Throughout my childhood, my parents taught me two key values: perseverance and the importance of serving others. My mother, in particular, was an incredible role model. Her attitude in life has been a steadfast resolve to overcome the challenges set before her. She arrived here from Israel as a young child but was abandoned by her father and grew up in a series of foster homes. At age 32, she was the victim of an arson attack at the hands of one of her social work clients. Her husband died in the fire, and she was separated from her infant daughter for ten months while recovering from burns on eighty percent of her body. Despite this terrible tragedy, she found the strength and courage to rebuild her life and her family, ultimately returning to her passion of serving her community through social work.
During my first summer break in college, I began to understand that climate change could severely impact the lives of millions of people by affecting access to water and food around the world. I realized that there was no more significant way to serve others than to mitigate the impacts of climate change and deploy clean energy solutions. And, believing that politics was the best path to building a clean energy future, I set out to lead the youth climate movement. As the fundraising chair of Power Shift 2007, the first national youth climate conference, I helped bring six thousand young people to the steps of the U.S. Capitol to lobby Congress on climate change. And, around a conference table at my first job, I convinced President Obama's former Iowa Campaign Director and an executive at the AFL-CIO that investing more resources in youth organizations, as part of their $30-million-dollar climate bill campaign, would be dollar-for-dollar more effective than advertising (and the hundreds of thousands of dollars I secured were more effective than ads).
Despite years of hard work, the national climate bill died in the Senate in 2010. Our grassroots effort was outspent by special interests in Washington, and we failed to overcome opposition to the bill. It was a devastating setback. I thought the youth climate movement may have simply failed to meet our generation’s greatest challenge.
I followed my mother’s example, however, and tackled the challenge head-on by addressing a missing and essential component within the climate advocacy community: managing the opponents of clean energy and climate solutions. I founded the Energy & Policy Institute to help foundations, businesses, and organizations defeat anti-clean energy campaigns. Energy & Policy Institute counters opponents’ flawed economic research and provides crucial intelligence and strategic capacity to our funders and allies, allowing them to effectively focus resources, set priorities, and strengthen operations against the opponents of clean energy.

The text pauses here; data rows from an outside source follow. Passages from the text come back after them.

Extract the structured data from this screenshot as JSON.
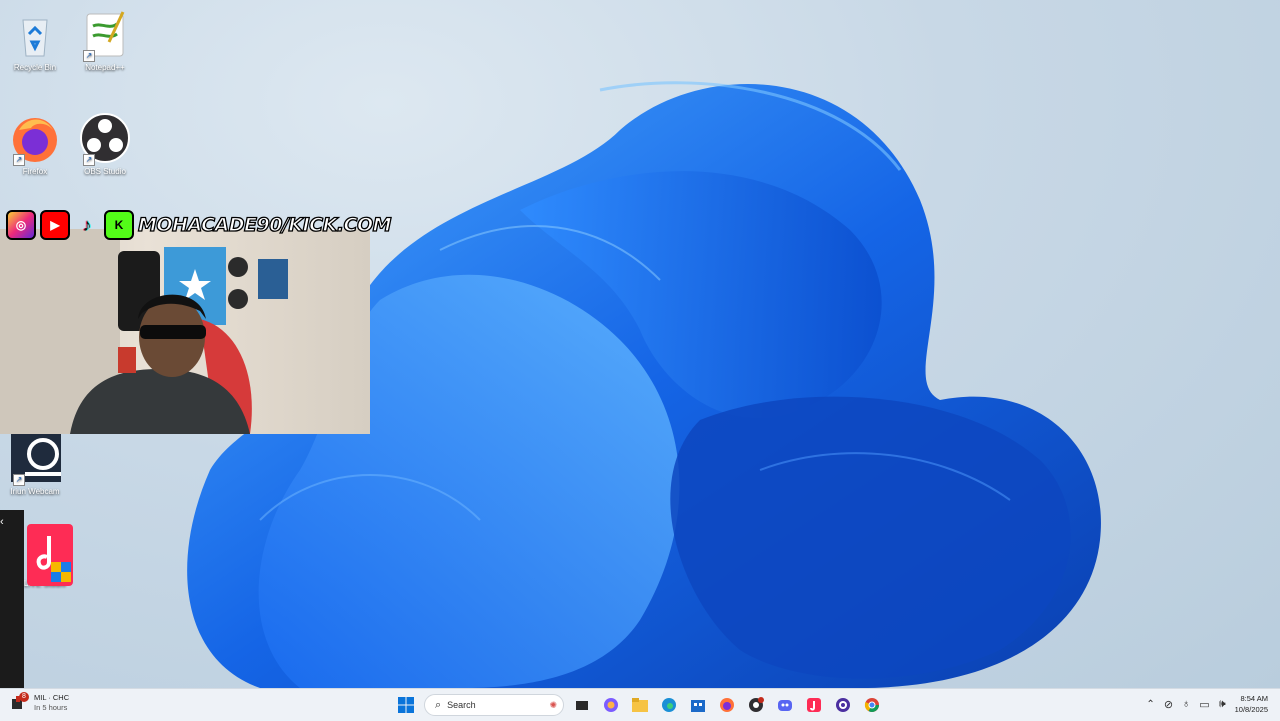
{
  "desktop": {
    "icons": [
      {
        "label": "Recycle Bin",
        "icon": "recycle-bin-icon"
      },
      {
        "label": "Notepad++",
        "icon": "notepad-plus-plus-icon"
      },
      {
        "label": "Firefox",
        "icon": "firefox-icon"
      },
      {
        "label": "OBS Studio",
        "icon": "obs-studio-icon"
      },
      {
        "label": "Iriun Webcam",
        "icon": "iriun-webcam-icon"
      },
      {
        "label": "LIVE Studio",
        "icon": "tiktok-live-studio-icon"
      }
    ]
  },
  "overlay": {
    "handle": "MOHACADE90/KICK.COM",
    "socials": [
      "instagram-icon",
      "youtube-icon",
      "tiktok-icon",
      "kick-icon"
    ]
  },
  "edge_panel": {
    "glyph": "‹"
  },
  "taskbar": {
    "weather": {
      "badge": "8",
      "line1": "MIL · CHC",
      "line2": "In 5 hours"
    },
    "search_placeholder": "Search",
    "pinned": [
      "windows-start-icon",
      "copilot-icon",
      "task-view-icon",
      "color-app-icon",
      "file-explorer-icon",
      "edge-icon",
      "microsoft-store-icon",
      "firefox-icon",
      "obs-studio-icon",
      "discord-icon",
      "tiktok-live-icon",
      "obs-icon-2",
      "chrome-icon"
    ],
    "clock": {
      "time": "8:54 AM",
      "date": "10/8/2025"
    }
  }
}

Notwithstanding our success, I realized that the most salient political arguments for forward-looking energy policies were coming from companies deploying economically competitive clean technology. In North Carolina, a Republican state legislator remarked that she could not vote against a renewable energy law, because it was creating businesses in her district.
The legislator’s position epitomizes why I want to attend business school. Advocacy organizations like the Energy & Policy Institute will continue to be important allies, but innovative cleantech companies will be the driving force of both the political and economic progress we need to mitigate climate change. I know I can have the biggest impact as a business leader facilitating the material deployment of clean energy solutions.